Paucity of accurate information on intra- and inter-species, interaction competitions or associations in given sites, plant growth and yield. Failures arising from lack of inventory data and insecure land tenurial arrangements are noted. Weaknesses in forest policy and contradictions from other land use sectoral policies, institutional arrangements and governance, particularly aspects that have pivotal roles in fostering sustainable management of forests, are examined. It is noted that while the countries have well-structured policies, enforcement of sustainable forest management programme is weak and legislative instruments are often ignored. This situation is exacerbated by inter-sectoral policy conflicts, elements of corruption, poorly resourced institutions, and small numbers of skilled staff.

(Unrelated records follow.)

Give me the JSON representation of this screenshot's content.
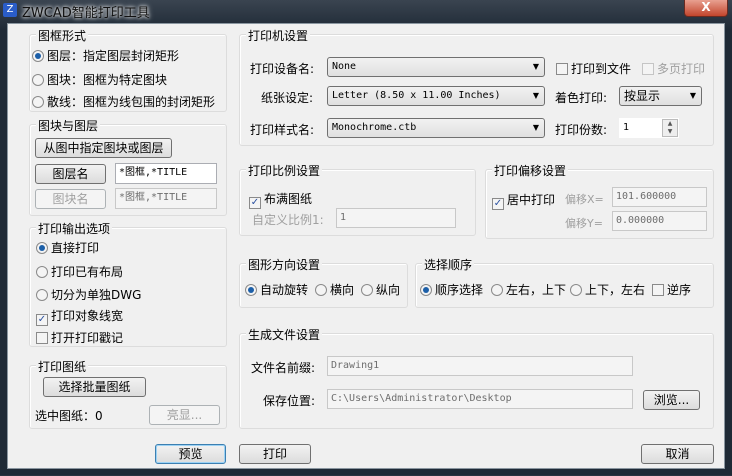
{
  "window": {
    "title": "ZWCAD智能打印工具",
    "close": "X"
  },
  "frame_style": {
    "legend": "图框形式",
    "options": [
      "图层：指定图层封闭矩形",
      "图块：图框为特定图块",
      "散线：图框为线包围的封闭矩形"
    ],
    "selected": 0
  },
  "block_layer": {
    "legend": "图块与图层",
    "pick_button": "从图中指定图块或图层",
    "layer_button": "图层名",
    "layer_value": "*图框,*TITLE",
    "block_button": "图块名",
    "block_value": "*图框,*TITLE"
  },
  "output": {
    "legend": "打印输出选项",
    "options": [
      "直接打印",
      "打印已有布局",
      "切分为单独DWG"
    ],
    "selected": 0,
    "checks": [
      {
        "label": "打印对象线宽",
        "checked": true
      },
      {
        "label": "打开打印戳记",
        "checked": false
      }
    ]
  },
  "sheets": {
    "legend": "打印图纸",
    "select_button": "选择批量图纸",
    "selected_label": "选中图纸：",
    "selected_count": "0",
    "highlight_button": "亮显..."
  },
  "printer": {
    "legend": "打印机设置",
    "device_label": "打印设备名:",
    "device_value": "None",
    "paper_label": "纸张设定:",
    "paper_value": "Letter (8.50 x 11.00 Inches)",
    "style_label": "打印样式名:",
    "style_value": "Monochrome.ctb",
    "to_file": "打印到文件",
    "multi_page": "多页打印",
    "color_label": "着色打印:",
    "color_value": "按显示",
    "copies_label": "打印份数:",
    "copies_value": "1"
  },
  "scale": {
    "legend": "打印比例设置",
    "fit": "布满图纸",
    "custom_label": "自定义比例1:",
    "custom_value": "1"
  },
  "offset": {
    "legend": "打印偏移设置",
    "center": "居中打印",
    "x_label": "偏移X=",
    "x_value": "101.600000",
    "y_label": "偏移Y=",
    "y_value": "0.000000"
  },
  "orientation": {
    "legend": "图形方向设置",
    "options": [
      "自动旋转",
      "横向",
      "纵向"
    ],
    "selected": 0
  },
  "order": {
    "legend": "选择顺序",
    "options": [
      "顺序选择",
      "左右，上下",
      "上下，左右"
    ],
    "selected": 0,
    "reverse": "逆序"
  },
  "file": {
    "legend": "生成文件设置",
    "prefix_label": "文件名前缀:",
    "prefix_value": "Drawing1",
    "path_label": "保存位置:",
    "path_value": "C:\\Users\\Administrator\\Desktop",
    "browse": "浏览..."
  },
  "footer": {
    "preview": "预览",
    "print": "打印",
    "cancel": "取消"
  }
}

It is recommended, in a final chapter, that forest departments should consider mounting innovative research and capacity building programmes to enable them cope with extant challenges. The forest community is called upon to lobby for positive political commitment and support for sustainable management of all forests. The major research topics proposed include studies on: (i) the regeneration of secondary forests following logging; (ii) validation and possible adoption of reduced impact logging system (RIL) for local conditions; (iii) opening market outlets for lesser-used species particularly the rich depositories of NWFPs, and non-consumptive use of forest resources in areas such as ecotourism; (iv) mounting botanical surveys and regular forest resources inventory to provide updates on the state of forests and its performance; (v) developing methodologies for comprehensive evaluation of forests' contribution to development; and (vi) facilitating meaningful reforms on forest and forest related policies and institutions.